High public debt encourages inflationary policies to reduce the debt burden in real terms, such as expanding the monetary supply. And if a government is not able to service its interest payments, it must issue debt to domestic and eventually foreign lenders, raising its borrowing costs and default risks, further weakening its currency. The effect of debt on currency is ultimately determined once again by the trust and confidence investors place in the issuing government. For stable governments with long track records of timely debt repayment and strong currencies, this may not be a big issue. The U.S., Japan, France, U.K. and Germany all have above average levels of debt as a % of GDP but enjoy low borrowing costs and high investor demand, due to faith in their governments and economies.

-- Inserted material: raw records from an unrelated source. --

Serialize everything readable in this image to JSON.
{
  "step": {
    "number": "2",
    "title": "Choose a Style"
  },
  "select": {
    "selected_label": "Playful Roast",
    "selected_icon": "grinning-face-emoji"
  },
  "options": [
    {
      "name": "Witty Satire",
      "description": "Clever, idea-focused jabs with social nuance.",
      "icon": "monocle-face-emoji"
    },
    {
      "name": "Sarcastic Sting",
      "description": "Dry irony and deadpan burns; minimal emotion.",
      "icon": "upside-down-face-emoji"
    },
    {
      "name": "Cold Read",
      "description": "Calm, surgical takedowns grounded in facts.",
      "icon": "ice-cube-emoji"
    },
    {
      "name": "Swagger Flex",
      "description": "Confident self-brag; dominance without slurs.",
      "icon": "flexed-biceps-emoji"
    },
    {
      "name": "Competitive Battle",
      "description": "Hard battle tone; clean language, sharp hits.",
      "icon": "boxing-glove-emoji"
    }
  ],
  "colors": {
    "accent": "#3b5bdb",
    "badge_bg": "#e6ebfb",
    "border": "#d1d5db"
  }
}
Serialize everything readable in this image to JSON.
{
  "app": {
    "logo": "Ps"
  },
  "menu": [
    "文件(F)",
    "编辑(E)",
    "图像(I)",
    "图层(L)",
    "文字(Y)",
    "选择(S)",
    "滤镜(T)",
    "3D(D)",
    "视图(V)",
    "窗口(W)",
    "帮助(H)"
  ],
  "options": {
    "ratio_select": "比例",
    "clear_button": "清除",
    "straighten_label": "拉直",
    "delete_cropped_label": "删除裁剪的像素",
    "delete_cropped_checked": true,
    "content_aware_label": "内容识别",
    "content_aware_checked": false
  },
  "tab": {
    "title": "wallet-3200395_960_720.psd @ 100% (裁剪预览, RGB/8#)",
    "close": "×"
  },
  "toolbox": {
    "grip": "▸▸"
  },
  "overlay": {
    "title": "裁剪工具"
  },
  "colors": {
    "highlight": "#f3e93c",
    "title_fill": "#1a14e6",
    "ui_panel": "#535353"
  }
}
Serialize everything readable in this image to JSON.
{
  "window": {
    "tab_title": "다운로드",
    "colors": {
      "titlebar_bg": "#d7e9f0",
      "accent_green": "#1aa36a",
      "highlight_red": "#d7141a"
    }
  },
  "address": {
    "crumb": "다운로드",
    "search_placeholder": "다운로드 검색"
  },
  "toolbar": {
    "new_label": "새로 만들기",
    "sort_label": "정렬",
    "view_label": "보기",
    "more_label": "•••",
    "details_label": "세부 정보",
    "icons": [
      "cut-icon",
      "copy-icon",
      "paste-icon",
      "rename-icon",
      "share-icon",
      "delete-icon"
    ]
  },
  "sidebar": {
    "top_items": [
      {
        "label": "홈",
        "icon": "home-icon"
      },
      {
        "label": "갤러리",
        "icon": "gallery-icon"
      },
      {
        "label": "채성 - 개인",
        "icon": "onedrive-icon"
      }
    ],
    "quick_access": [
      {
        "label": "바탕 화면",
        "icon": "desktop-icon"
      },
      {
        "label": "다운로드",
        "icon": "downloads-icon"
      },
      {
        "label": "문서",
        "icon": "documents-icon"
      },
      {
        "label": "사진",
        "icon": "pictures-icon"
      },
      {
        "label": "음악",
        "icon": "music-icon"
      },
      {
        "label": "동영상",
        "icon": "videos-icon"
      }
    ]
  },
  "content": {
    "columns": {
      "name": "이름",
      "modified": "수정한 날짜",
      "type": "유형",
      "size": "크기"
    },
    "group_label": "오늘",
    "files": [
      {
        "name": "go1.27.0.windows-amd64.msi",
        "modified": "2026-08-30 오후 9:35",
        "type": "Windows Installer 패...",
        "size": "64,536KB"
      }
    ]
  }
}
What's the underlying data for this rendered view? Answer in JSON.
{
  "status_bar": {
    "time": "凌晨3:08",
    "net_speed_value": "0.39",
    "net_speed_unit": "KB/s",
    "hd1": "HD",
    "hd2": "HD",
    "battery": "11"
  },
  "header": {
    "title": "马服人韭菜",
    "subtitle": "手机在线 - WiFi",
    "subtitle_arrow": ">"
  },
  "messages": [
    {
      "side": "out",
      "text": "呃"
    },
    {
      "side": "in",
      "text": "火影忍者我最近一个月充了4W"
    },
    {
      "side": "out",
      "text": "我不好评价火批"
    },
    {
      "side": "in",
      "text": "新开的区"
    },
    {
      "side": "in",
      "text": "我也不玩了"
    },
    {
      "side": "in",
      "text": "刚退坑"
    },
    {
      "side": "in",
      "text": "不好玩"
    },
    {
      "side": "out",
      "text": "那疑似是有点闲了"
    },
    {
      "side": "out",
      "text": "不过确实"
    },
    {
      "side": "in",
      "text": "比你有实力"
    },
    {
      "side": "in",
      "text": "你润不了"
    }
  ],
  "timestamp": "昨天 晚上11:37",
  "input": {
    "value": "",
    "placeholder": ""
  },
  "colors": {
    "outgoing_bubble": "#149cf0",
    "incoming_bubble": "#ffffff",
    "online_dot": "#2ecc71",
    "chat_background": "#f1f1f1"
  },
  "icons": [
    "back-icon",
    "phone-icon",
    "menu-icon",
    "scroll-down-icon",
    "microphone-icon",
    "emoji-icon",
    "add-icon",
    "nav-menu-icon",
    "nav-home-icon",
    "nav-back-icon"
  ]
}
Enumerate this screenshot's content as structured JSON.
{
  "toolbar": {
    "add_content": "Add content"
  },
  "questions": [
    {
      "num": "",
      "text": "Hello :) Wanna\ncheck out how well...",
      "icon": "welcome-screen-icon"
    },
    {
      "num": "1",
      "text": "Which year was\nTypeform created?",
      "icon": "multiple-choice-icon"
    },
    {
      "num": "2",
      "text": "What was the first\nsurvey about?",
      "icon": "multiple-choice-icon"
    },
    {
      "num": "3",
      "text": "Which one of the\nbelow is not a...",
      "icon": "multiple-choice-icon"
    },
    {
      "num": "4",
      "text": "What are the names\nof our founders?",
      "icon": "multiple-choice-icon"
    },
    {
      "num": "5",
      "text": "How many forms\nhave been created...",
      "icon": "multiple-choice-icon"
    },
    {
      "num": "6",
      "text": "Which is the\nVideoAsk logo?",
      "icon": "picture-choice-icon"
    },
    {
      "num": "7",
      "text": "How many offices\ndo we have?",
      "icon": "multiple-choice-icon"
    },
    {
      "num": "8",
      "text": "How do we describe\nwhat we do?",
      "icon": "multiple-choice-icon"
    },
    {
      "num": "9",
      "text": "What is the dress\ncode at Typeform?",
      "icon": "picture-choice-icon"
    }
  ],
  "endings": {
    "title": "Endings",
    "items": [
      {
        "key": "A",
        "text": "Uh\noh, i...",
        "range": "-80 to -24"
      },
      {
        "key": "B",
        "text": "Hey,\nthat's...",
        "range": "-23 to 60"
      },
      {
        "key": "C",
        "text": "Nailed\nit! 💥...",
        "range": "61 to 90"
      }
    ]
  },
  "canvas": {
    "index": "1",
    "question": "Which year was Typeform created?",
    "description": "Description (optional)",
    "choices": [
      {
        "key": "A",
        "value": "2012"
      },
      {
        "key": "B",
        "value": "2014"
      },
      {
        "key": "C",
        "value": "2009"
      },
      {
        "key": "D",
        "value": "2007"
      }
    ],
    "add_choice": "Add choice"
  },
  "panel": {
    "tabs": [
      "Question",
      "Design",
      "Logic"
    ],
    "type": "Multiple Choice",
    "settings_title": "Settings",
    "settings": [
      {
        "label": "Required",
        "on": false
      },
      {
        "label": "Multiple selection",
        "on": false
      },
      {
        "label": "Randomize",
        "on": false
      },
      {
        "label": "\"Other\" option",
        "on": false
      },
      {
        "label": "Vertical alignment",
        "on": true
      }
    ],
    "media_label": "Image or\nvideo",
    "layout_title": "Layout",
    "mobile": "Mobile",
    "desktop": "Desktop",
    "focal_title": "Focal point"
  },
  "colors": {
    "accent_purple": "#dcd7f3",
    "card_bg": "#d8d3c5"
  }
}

Figure 1: Public debt to GDP and 10-year government bond yields
Market attitudes towards risk
In times of prosperity and market risk-on, investors increase their portfolio weights of riskier assets, such as emerging market equities and bonds, raising demand for soft currencies as they hunt for higher yields. In 2018, a stronger global economy and capital flowing from U.S. investments to other developed markets and emerging markets, are expected to see the U.S. Dollar depreciate against a basket of currencies.
In times of market duress such as the 2008-9 crisis, hard currencies such as the U.S. Dollar, Japanese Yen, Swiss Franc, Euro, and Pound Sterling are often quick to appreciate, as investors pull capital out of riskier markets and asset classes, and into the safety of developed market government bonds.
Figure 2: US Dollar index